The financial impact of the coronavirus pandemic has hit the Portage County community -- especially for the many businesses connected to Kent State University.

PORTAGE COUNTY, Ohio — This content is part of our 88 Counties in 88 Days coverage, which focuses on the current issues Ohioans are facing in this election year.

Kent is the largest city in Portage County, and home to Kent State University. The higher learning institution is an important part of this community, and the true impact was felt when the COVID-19 pandemic hit earlier this year.

“Without the university, most of these businesses wouldn’t be what they are today,” explains Charlie Thomas, the owner of Ray’s Place.

The hometown restaurant and bar has called Kent home for decades, even longer than the 42 years Thomas has been in charge.

“The more that’s on campus, obviously, the better because then you have more professors in the area, you have more support at the university, whether it’s in HR (human resources) whether it’s maintenance, whether its instructors whatever, so there’s a lot more of that.
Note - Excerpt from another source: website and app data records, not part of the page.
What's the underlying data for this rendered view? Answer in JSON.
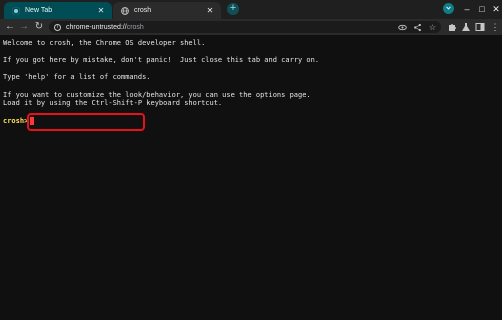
{
  "tabs": [
    {
      "label": "New Tab",
      "icon": "chrome-newtab-icon",
      "active": false
    },
    {
      "label": "crosh",
      "icon": "globe-icon",
      "active": true
    }
  ],
  "tab_close_glyph": "✕",
  "new_tab_glyph": "+",
  "window_controls": {
    "minimize": "–",
    "maximize": "□",
    "close": "✕"
  },
  "omnibox": {
    "url_host": "chrome-untrusted://",
    "url_path": "crosh"
  },
  "terminal": {
    "lines": [
      "Welcome to crosh, the Chrome OS developer shell.",
      "",
      "If you got here by mistake, don't panic!  Just close this tab and carry on.",
      "",
      "Type 'help' for a list of commands.",
      "",
      "If you want to customize the look/behavior, you can use the options page.",
      "Load it by using the Ctrl-Shift-P keyboard shortcut.",
      ""
    ],
    "prompt": "crosh>"
  },
  "colors": {
    "prompt": "#ffdf5e",
    "cursor": "#ff3737",
    "highlight": "#e8101a",
    "active_tab": "#004d56"
  }
}
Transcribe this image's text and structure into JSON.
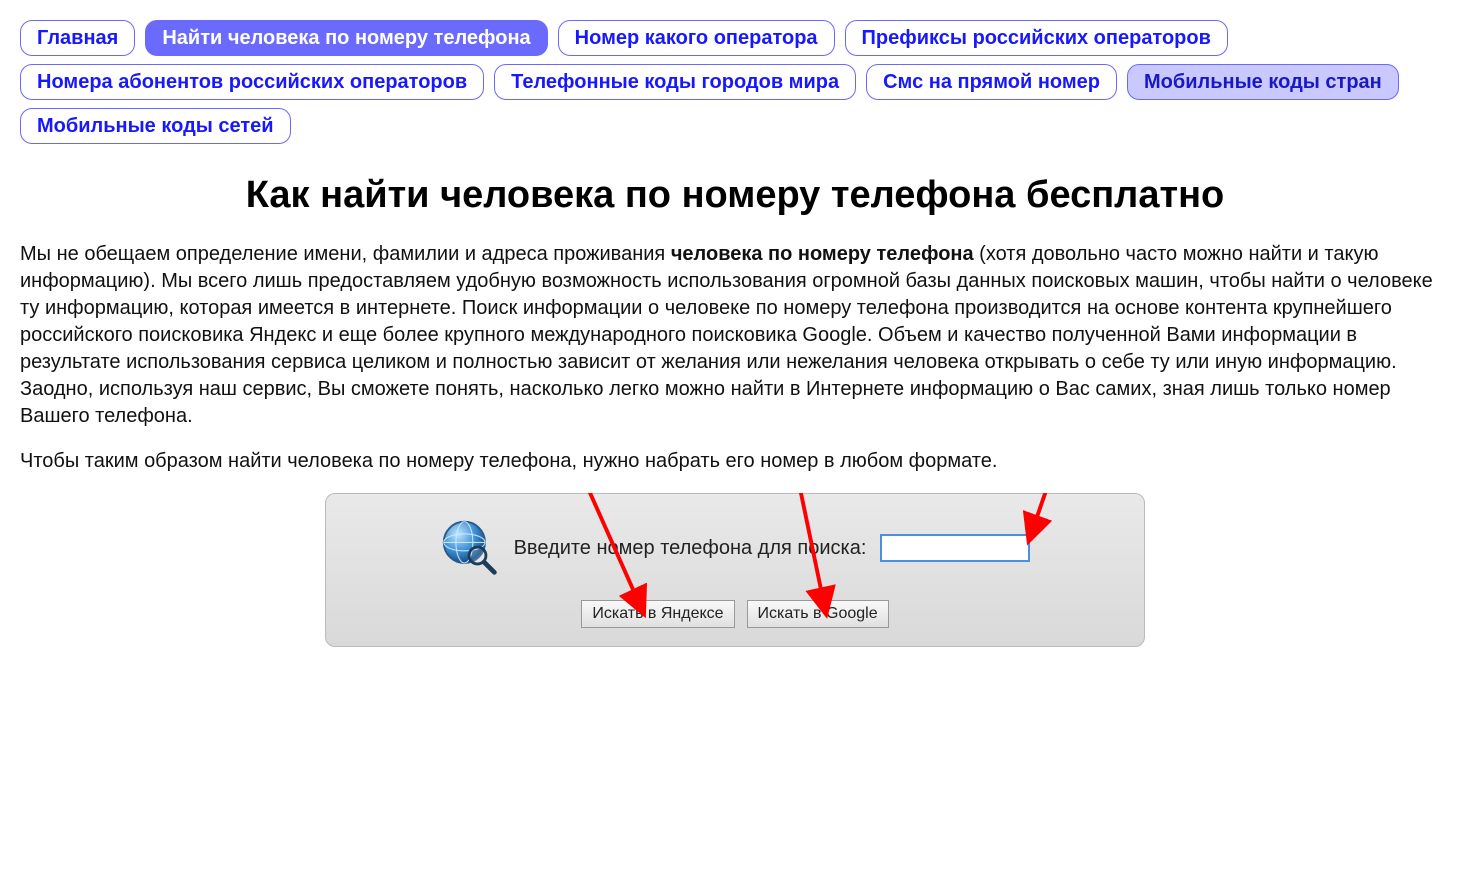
{
  "nav": {
    "items": [
      {
        "label": "Главная",
        "variant": "normal"
      },
      {
        "label": "Найти человека по номеру телефона",
        "variant": "active"
      },
      {
        "label": "Номер какого оператора",
        "variant": "normal"
      },
      {
        "label": "Префиксы российских операторов",
        "variant": "normal"
      },
      {
        "label": "Номера абонентов российских операторов",
        "variant": "normal"
      },
      {
        "label": "Телефонные коды городов мира",
        "variant": "normal"
      },
      {
        "label": "Смс на прямой номер",
        "variant": "normal"
      },
      {
        "label": "Мобильные коды стран",
        "variant": "alt"
      },
      {
        "label": "Мобильные коды сетей",
        "variant": "normal"
      }
    ]
  },
  "page": {
    "title": "Как найти человека по номеру телефона бесплатно",
    "para1_pre": "Мы не обещаем определение имени, фамилии и адреса проживания ",
    "para1_bold": "человека по номеру телефона",
    "para1_post": " (хотя довольно часто можно найти и такую информацию). Мы всего лишь предоставляем удобную возможность использования огромной базы данных поисковых машин, чтобы найти о человеке ту информацию, которая имеется в интернете. Поиск информации о человеке по номеру телефона производится на основе контента крупнейшего российского поисковика Яндекс и еще более крупного международного поисковика Google. Объем и качество полученной Вами информации в результате использования сервиса целиком и полностью зависит от желания или нежелания человека открывать о себе ту или иную информацию. Заодно, используя наш сервис, Вы сможете понять, насколько легко можно найти в Интернете информацию о Вас самих, зная лишь только номер Вашего телефона.",
    "para2": "Чтобы таким образом найти человека по номеру телефона, нужно набрать его номер в любом формате."
  },
  "search": {
    "label": "Введите номер телефона для поиска:",
    "input_value": "",
    "yandex_btn": "Искать в Яндексе",
    "google_btn": "Искать в Google"
  },
  "arrows": {
    "color": "#ff0000"
  }
}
So it increases the amount of people you have a chance to capture for business.”

RELATED: 88 Counties in 88 Days: A look at the state of Ohio during the COVID-19 pandemic, social movement, and an upcoming election

The spring semester changed everything when classes went from mostly in-person to mostly online. Some students packed up and moved out.
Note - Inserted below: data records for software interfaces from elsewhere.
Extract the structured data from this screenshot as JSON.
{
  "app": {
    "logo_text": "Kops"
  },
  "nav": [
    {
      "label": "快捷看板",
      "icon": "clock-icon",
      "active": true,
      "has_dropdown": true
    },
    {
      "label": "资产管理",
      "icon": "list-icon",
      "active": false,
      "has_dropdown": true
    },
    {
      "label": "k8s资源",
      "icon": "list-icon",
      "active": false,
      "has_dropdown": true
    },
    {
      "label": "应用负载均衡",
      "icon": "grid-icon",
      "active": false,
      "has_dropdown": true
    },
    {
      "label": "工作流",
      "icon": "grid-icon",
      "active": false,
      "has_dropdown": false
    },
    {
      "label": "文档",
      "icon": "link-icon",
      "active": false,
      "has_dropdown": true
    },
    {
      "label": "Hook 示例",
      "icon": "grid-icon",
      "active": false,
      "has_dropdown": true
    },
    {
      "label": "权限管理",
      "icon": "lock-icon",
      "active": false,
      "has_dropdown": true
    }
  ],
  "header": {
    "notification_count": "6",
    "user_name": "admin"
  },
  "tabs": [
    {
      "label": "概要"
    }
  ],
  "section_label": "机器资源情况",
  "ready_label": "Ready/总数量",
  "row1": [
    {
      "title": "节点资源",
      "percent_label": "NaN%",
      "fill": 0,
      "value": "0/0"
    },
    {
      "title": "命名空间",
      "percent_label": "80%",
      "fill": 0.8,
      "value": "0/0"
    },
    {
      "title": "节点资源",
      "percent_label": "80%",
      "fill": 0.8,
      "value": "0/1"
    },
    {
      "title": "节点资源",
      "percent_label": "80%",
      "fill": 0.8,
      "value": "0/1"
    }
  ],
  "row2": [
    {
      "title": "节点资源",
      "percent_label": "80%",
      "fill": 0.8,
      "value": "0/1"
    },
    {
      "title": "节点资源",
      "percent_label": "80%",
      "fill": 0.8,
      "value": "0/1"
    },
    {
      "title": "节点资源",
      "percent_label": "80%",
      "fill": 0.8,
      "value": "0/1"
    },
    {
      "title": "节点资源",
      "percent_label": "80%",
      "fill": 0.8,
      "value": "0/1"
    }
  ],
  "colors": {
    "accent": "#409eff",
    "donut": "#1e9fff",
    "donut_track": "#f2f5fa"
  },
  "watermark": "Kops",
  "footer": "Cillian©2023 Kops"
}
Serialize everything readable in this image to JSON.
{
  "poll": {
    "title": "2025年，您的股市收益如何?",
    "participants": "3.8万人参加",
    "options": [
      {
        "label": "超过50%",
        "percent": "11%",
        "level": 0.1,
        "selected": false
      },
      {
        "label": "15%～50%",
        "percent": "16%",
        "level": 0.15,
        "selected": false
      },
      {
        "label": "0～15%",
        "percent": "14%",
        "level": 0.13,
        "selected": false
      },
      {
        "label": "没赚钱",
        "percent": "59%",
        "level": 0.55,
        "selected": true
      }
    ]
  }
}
Thomas says the pandemic has been tough on everyone.

“Where I used to plan a week or six weeks or a month or two months or a year out, I’m planning to see how I can survive until the next day.”

Kent State University’s Steering Reopening Committee Chairman Manfred Van Dolmen says they’ve had to be flexible with many things.
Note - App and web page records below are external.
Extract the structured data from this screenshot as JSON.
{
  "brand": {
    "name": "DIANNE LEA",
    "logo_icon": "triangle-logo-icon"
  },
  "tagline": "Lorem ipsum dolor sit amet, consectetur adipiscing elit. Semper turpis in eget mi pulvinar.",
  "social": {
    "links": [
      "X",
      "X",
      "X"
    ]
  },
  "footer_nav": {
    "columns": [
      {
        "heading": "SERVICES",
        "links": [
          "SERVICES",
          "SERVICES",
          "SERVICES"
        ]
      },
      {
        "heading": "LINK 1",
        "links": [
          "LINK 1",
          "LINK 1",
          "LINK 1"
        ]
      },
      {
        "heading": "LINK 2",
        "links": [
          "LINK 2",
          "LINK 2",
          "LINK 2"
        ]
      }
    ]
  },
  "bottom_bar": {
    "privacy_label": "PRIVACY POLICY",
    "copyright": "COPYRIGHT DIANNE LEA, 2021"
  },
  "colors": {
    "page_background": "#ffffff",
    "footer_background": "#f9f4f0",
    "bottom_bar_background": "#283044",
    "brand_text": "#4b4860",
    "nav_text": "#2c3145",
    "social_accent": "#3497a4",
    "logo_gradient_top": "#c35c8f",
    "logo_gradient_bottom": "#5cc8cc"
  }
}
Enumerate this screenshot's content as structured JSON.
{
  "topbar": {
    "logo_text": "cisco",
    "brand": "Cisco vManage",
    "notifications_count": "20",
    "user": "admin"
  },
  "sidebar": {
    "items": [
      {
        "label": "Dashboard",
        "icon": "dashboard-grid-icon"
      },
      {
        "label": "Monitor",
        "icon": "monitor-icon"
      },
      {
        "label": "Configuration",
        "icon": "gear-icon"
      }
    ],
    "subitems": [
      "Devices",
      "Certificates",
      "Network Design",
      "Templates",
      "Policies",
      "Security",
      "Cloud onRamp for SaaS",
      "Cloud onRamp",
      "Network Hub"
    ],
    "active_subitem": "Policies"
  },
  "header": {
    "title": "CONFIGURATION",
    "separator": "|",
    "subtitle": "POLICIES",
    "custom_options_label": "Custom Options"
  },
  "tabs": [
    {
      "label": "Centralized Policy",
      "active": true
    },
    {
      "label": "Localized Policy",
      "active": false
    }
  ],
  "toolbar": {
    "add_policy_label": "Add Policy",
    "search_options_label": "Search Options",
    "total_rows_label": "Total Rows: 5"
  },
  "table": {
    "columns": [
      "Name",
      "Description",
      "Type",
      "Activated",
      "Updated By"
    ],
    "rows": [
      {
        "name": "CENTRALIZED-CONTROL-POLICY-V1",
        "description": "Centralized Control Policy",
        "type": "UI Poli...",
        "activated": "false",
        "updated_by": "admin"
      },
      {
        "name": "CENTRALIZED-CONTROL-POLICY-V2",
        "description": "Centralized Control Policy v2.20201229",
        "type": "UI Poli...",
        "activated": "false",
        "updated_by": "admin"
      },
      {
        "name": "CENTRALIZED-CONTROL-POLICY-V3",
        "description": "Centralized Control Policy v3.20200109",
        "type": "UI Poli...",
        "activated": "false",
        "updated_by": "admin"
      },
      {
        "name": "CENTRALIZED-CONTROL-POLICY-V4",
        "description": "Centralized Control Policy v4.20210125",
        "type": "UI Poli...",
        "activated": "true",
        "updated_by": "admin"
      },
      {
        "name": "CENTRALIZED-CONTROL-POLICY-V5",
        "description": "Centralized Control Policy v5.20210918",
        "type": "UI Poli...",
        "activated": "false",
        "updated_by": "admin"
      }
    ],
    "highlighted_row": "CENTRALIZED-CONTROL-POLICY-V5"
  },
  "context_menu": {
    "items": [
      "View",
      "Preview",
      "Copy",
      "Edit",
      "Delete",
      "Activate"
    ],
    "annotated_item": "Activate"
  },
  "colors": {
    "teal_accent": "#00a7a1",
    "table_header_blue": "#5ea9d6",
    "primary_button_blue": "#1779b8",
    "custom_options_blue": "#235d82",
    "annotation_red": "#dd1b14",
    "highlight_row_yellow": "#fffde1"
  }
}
“It certainly is a roller coaster, and we are learning through this process we have to be feasible and there are many things that are outside of our control as well as in terms of how we’re moving forward,” he says.

This summer, more than 400 instructors went through training on how to better deliver remote courses. The university is also making sure staff and students have the technology needed.

“We’re really operating in sort of the hybrid environment where some of our courses are in person, but the large majority of our courses are remote,” Van Dolmen explains.